Just 2 more priorities to go. The 9th priority is Clinician Safety: Occupational Health and Wellness. This is going to be the topic of the 2021 ASPF Stoelting Conference in September. There have been 5 articles and 1 research grant supported by the APSF on this topic and we’ll be covering this topic in more detail after the Stoelting Conference as well. The final priority is Airway Management Difficulties, Skills, and Equipment. Safe airway management is vital to providing safe anesthesia care.
In the article Greenberg highlights the additions to the Priority list this year which includes #2, 6, 8, and 9. The #1 priority this year related to Creating a Culture of Safety is in that position because we are learning that we can only provide safe anesthesia care if there is a culture of inclusion and diversity as well.
So, what are the next steps? Well, there is a lot to look forward to when it comes to patient safety. The APSF is in the process of forming advisory groups that will be charged with the development of recommendations related to expert guidance and further education and research related to the 2021 Top 10 Patient Safety Priorities. We hope that all of you listening to the show today will use the Patient Safety Priorities to make changes in your practice to help improve patient safety going forward.
Thank you for tuning into the first year of the Anesthesia Patient Safety Podcast and we hope that you will continue on this journey with us towards improved patient safety during anesthesia care.
If you have any questions or comments from today’s show, please email us at [email protected] or connect with us on Twitter, Instagram, Facebook, or LinkedIn.
Visit APSF.org for detailed information and check out the show notes for links to all the topics we discussed today. Please keep in mind that the information in this show is provided for informational purposes only and does not constitute medical or legal advice. If you have enjoyed listening to this show, please rate us and leave us a review anywhere you get your podcasts and we hope that you will share the #APSFpodcast with any healthcare professionals who are interested in improving patient safety.

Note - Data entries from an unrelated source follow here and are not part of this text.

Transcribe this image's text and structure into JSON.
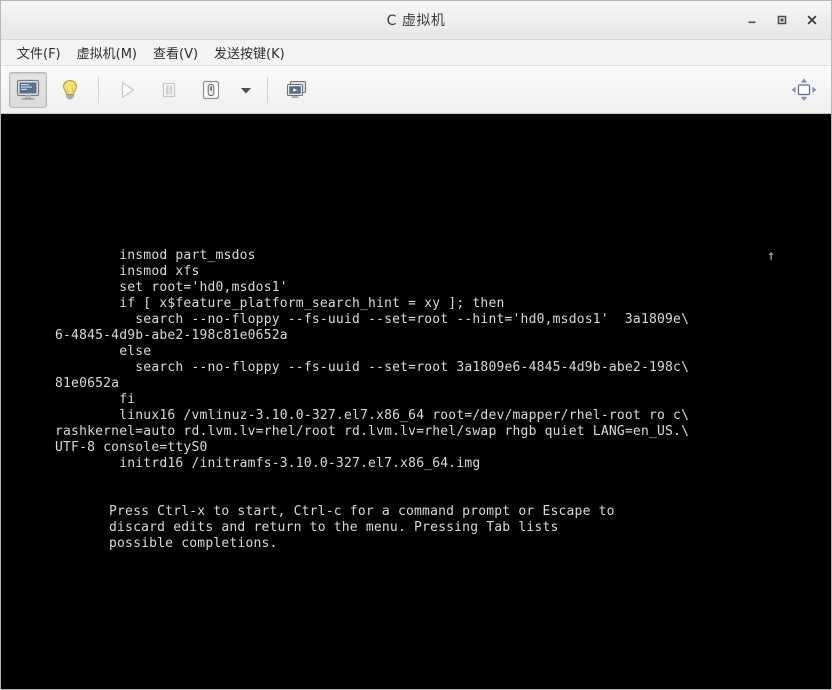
{
  "window": {
    "title": "C 虚拟机",
    "controls": [
      {
        "name": "minimize",
        "glyph": "_"
      },
      {
        "name": "maximize",
        "glyph": "□"
      },
      {
        "name": "close",
        "glyph": "✕"
      }
    ]
  },
  "menubar": {
    "items": [
      {
        "label": "文件(F)",
        "name": "menu-file"
      },
      {
        "label": "虚拟机(M)",
        "name": "menu-virtual-machine"
      },
      {
        "label": "查看(V)",
        "name": "menu-view"
      },
      {
        "label": "发送按键(K)",
        "name": "menu-send-key"
      }
    ]
  },
  "toolbar": {
    "buttons": [
      {
        "name": "console-view-button",
        "icon": "monitor-icon",
        "state": "pressed"
      },
      {
        "name": "show-details-button",
        "icon": "lightbulb-icon",
        "state": "normal"
      },
      {
        "name": "run-button",
        "icon": "play-icon",
        "state": "disabled"
      },
      {
        "name": "pause-button",
        "icon": "pause-icon",
        "state": "disabled"
      },
      {
        "name": "shutdown-button",
        "icon": "power-icon",
        "state": "normal"
      },
      {
        "name": "shutdown-menu-button",
        "icon": "chevron-down-icon",
        "state": "normal"
      },
      {
        "name": "snapshots-button",
        "icon": "screens-icon",
        "state": "normal"
      }
    ],
    "right_button": {
      "name": "fullscreen-button",
      "icon": "resize-to-vm-icon"
    }
  },
  "console": {
    "scroll_indicator": "↑",
    "grub_text": "        insmod part_msdos\n        insmod xfs\n        set root='hd0,msdos1'\n        if [ x$feature_platform_search_hint = xy ]; then\n          search --no-floppy --fs-uuid --set=root --hint='hd0,msdos1'  3a1809e\\\n6-4845-4d9b-abe2-198c81e0652a\n        else\n          search --no-floppy --fs-uuid --set=root 3a1809e6-4845-4d9b-abe2-198c\\\n81e0652a\n        fi\n        linux16 /vmlinuz-3.10.0-327.el7.x86_64 root=/dev/mapper/rhel-root ro c\\\nrashkernel=auto rd.lvm.lv=rhel/root rd.lvm.lv=rhel/swap rhgb quiet LANG=en_US.\\\nUTF-8 console=ttyS0\n        initrd16 /initramfs-3.10.0-327.el7.x86_64.img",
    "help_text": "Press Ctrl-x to start, Ctrl-c for a command prompt or Escape to\ndiscard edits and return to the menu. Pressing Tab lists\npossible completions."
  },
  "colors": {
    "console_bg": "#000000",
    "console_fg": "#d9d9d9",
    "chrome_bg": "#f2f1f0",
    "titlebar_bg": "#eeedec"
  }
}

Until next time, stay vigilant so that no one shall be harmed by anesthesia care.
© 2021, The Anesthesia Patient Safety Foundation